WORK ITEM:
Give back each line of the data exactly.

Data records for software interfaces:
▼
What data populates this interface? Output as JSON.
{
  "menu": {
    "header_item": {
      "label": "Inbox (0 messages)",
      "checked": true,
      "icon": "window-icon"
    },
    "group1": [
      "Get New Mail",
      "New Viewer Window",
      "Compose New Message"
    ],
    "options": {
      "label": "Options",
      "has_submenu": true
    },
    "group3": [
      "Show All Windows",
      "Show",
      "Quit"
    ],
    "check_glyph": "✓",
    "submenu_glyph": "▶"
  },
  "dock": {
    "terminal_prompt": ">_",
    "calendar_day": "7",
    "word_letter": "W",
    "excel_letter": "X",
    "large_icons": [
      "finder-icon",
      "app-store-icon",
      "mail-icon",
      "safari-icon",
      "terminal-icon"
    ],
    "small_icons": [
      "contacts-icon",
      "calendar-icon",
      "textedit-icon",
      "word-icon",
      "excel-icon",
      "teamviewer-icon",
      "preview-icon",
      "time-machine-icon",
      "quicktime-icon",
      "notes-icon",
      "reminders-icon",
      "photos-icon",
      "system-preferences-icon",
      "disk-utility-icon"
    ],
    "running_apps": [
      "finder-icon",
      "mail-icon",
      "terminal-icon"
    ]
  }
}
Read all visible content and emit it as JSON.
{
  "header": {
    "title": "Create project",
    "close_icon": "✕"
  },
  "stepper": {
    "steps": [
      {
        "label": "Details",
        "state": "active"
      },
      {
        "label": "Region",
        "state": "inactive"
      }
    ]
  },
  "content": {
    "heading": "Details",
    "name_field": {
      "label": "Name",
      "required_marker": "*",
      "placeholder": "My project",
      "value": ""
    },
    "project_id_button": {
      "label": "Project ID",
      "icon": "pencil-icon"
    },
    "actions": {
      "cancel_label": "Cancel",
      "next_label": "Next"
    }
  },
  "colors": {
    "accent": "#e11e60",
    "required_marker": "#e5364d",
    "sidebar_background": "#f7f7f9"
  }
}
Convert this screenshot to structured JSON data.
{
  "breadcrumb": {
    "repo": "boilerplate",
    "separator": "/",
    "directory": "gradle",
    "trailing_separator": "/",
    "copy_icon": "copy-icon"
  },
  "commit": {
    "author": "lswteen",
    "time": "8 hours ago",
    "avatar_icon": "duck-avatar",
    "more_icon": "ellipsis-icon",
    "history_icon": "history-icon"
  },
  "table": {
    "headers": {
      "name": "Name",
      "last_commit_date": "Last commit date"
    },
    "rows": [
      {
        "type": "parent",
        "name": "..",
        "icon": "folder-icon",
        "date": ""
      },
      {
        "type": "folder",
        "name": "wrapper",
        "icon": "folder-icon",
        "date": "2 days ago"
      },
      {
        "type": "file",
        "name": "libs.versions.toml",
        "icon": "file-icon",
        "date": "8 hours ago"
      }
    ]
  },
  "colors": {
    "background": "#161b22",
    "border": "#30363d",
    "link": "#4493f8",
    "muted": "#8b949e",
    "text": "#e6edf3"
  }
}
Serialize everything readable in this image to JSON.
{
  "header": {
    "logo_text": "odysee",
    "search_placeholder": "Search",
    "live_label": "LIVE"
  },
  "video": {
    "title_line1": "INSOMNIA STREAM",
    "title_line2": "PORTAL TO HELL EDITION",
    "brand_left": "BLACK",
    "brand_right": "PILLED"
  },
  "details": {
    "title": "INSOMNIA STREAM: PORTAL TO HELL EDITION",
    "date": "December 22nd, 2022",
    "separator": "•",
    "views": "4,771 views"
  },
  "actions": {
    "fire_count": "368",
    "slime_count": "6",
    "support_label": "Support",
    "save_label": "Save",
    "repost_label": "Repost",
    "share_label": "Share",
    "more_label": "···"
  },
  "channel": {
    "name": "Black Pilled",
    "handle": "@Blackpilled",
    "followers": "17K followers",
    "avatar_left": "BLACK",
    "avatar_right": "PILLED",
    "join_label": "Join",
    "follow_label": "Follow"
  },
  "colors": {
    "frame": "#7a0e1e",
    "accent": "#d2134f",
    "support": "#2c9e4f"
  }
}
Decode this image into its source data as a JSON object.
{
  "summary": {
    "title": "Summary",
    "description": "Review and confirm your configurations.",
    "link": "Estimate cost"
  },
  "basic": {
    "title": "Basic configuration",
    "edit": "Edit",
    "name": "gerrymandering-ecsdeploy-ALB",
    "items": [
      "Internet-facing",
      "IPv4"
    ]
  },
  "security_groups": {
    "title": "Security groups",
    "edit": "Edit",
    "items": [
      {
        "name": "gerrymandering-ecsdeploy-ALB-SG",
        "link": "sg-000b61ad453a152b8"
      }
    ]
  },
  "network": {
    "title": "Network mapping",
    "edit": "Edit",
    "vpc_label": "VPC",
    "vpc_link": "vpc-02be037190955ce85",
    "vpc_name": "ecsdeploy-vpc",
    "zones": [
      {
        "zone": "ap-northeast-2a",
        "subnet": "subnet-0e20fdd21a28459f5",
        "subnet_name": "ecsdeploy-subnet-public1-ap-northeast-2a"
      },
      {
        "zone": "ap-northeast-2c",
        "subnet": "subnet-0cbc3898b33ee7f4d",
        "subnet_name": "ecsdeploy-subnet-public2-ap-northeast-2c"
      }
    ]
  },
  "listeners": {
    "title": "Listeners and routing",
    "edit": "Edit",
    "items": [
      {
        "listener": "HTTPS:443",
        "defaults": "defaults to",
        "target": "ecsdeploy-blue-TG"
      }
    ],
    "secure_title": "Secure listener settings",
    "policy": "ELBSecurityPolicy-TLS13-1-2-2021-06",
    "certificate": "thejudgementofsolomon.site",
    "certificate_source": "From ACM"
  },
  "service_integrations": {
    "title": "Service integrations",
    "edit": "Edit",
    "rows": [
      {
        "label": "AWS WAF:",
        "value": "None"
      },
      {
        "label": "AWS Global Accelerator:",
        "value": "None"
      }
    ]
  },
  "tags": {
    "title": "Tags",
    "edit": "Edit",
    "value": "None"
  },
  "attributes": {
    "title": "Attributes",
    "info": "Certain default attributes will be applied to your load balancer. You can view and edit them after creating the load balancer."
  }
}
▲
OUTPUT OF THE TASK:
What data populates this interface? Output as JSON.
{
  "menu": {
    "header_item": {
      "label": "Inbox (0 messages)",
      "checked": true,
      "icon": "window-icon"
    },
    "group1": [
      "Get New Mail",
      "New Viewer Window",
      "Compose New Message"
    ],
    "options": {
      "label": "Options",
      "has_submenu": true
    },
    "group3": [
      "Show All Windows",
      "Show",
      "Quit"
    ],
    "check_glyph": "✓",
    "submenu_glyph": "▶"
  },
  "dock": {
    "terminal_prompt": ">_",
    "calendar_day": "7",
    "word_letter": "W",
    "excel_letter": "X",
    "large_icons": [
      "finder-icon",
      "app-store-icon",
      "mail-icon",
      "safari-icon",
      "terminal-icon"
    ],
    "small_icons": [
      "contacts-icon",
      "calendar-icon",
      "textedit-icon",
      "word-icon",
      "excel-icon",
      "teamviewer-icon",
      "preview-icon",
      "time-machine-icon",
      "quicktime-icon",
      "notes-icon",
      "reminders-icon",
      "photos-icon",
      "system-preferences-icon",
      "disk-utility-icon"
    ],
    "running_apps": [
      "finder-icon",
      "mail-icon",
      "terminal-icon"
    ]
  }
}
Read all visible content and emit it as JSON.
{
  "header": {
    "title": "Create project",
    "close_icon": "✕"
  },
  "stepper": {
    "steps": [
      {
        "label": "Details",
        "state": "active"
      },
      {
        "label": "Region",
        "state": "inactive"
      }
    ]
  },
  "content": {
    "heading": "Details",
    "name_field": {
      "label": "Name",
      "required_marker": "*",
      "placeholder": "My project",
      "value": ""
    },
    "project_id_button": {
      "label": "Project ID",
      "icon": "pencil-icon"
    },
    "actions": {
      "cancel_label": "Cancel",
      "next_label": "Next"
    }
  },
  "colors": {
    "accent": "#e11e60",
    "required_marker": "#e5364d",
    "sidebar_background": "#f7f7f9"
  }
}
Convert this screenshot to structured JSON data.
{
  "breadcrumb": {
    "repo": "boilerplate",
    "separator": "/",
    "directory": "gradle",
    "trailing_separator": "/",
    "copy_icon": "copy-icon"
  },
  "commit": {
    "author": "lswteen",
    "time": "8 hours ago",
    "avatar_icon": "duck-avatar",
    "more_icon": "ellipsis-icon",
    "history_icon": "history-icon"
  },
  "table": {
    "headers": {
      "name": "Name",
      "last_commit_date": "Last commit date"
    },
    "rows": [
      {
        "type": "parent",
        "name": "..",
        "icon": "folder-icon",
        "date": ""
      },
      {
        "type": "folder",
        "name": "wrapper",
        "icon": "folder-icon",
        "date": "2 days ago"
      },
      {
        "type": "file",
        "name": "libs.versions.toml",
        "icon": "file-icon",
        "date": "8 hours ago"
      }
    ]
  },
  "colors": {
    "background": "#161b22",
    "border": "#30363d",
    "link": "#4493f8",
    "muted": "#8b949e",
    "text": "#e6edf3"
  }
}
Serialize everything readable in this image to JSON.
{
  "header": {
    "logo_text": "odysee",
    "search_placeholder": "Search",
    "live_label": "LIVE"
  },
  "video": {
    "title_line1": "INSOMNIA STREAM",
    "title_line2": "PORTAL TO HELL EDITION",
    "brand_left": "BLACK",
    "brand_right": "PILLED"
  },
  "details": {
    "title": "INSOMNIA STREAM: PORTAL TO HELL EDITION",
    "date": "December 22nd, 2022",
    "separator": "•",
    "views": "4,771 views"
  },
  "actions": {
    "fire_count": "368",
    "slime_count": "6",
    "support_label": "Support",
    "save_label": "Save",
    "repost_label": "Repost",
    "share_label": "Share",
    "more_label": "···"
  },
  "channel": {
    "name": "Black Pilled",
    "handle": "@Blackpilled",
    "followers": "17K followers",
    "avatar_left": "BLACK",
    "avatar_right": "PILLED",
    "join_label": "Join",
    "follow_label": "Follow"
  },
  "colors": {
    "frame": "#7a0e1e",
    "accent": "#d2134f",
    "support": "#2c9e4f"
  }
}
Decode this image into its source data as a JSON object.
{
  "summary": {
    "title": "Summary",
    "description": "Review and confirm your configurations.",
    "link": "Estimate cost"
  },
  "basic": {
    "title": "Basic configuration",
    "edit": "Edit",
    "name": "gerrymandering-ecsdeploy-ALB",
    "items": [
      "Internet-facing",
      "IPv4"
    ]
  },
  "security_groups": {
    "title": "Security groups",
    "edit": "Edit",
    "items": [
      {
        "name": "gerrymandering-ecsdeploy-ALB-SG",
        "link": "sg-000b61ad453a152b8"
      }
    ]
  },
  "network": {
    "title": "Network mapping",
    "edit": "Edit",
    "vpc_label": "VPC",
    "vpc_link": "vpc-02be037190955ce85",
    "vpc_name": "ecsdeploy-vpc",
    "zones": [
      {
        "zone": "ap-northeast-2a",
        "subnet": "subnet-0e20fdd21a28459f5",
        "subnet_name": "ecsdeploy-subnet-public1-ap-northeast-2a"
      },
      {
        "zone": "ap-northeast-2c",
        "subnet": "subnet-0cbc3898b33ee7f4d",
        "subnet_name": "ecsdeploy-subnet-public2-ap-northeast-2c"
      }
    ]
  },
  "listeners": {
    "title": "Listeners and routing",
    "edit": "Edit",
    "items": [
      {
        "listener": "HTTPS:443",
        "defaults": "defaults to",
        "target": "ecsdeploy-blue-TG"
      }
    ],
    "secure_title": "Secure listener settings",
    "policy": "ELBSecurityPolicy-TLS13-1-2-2021-06",
    "certificate": "thejudgementofsolomon.site",
    "certificate_source": "From ACM"
  },
  "service_integrations": {
    "title": "Service integrations",
    "edit": "Edit",
    "rows": [
      {
        "label": "AWS WAF:",
        "value": "None"
      },
      {
        "label": "AWS Global Accelerator:",
        "value": "None"
      }
    ]
  },
  "tags": {
    "title": "Tags",
    "edit": "Edit",
    "value": "None"
  },
  "attributes": {
    "title": "Attributes",
    "info": "Certain default attributes will be applied to your load balancer. You can view and edit them after creating the load balancer."
  }
}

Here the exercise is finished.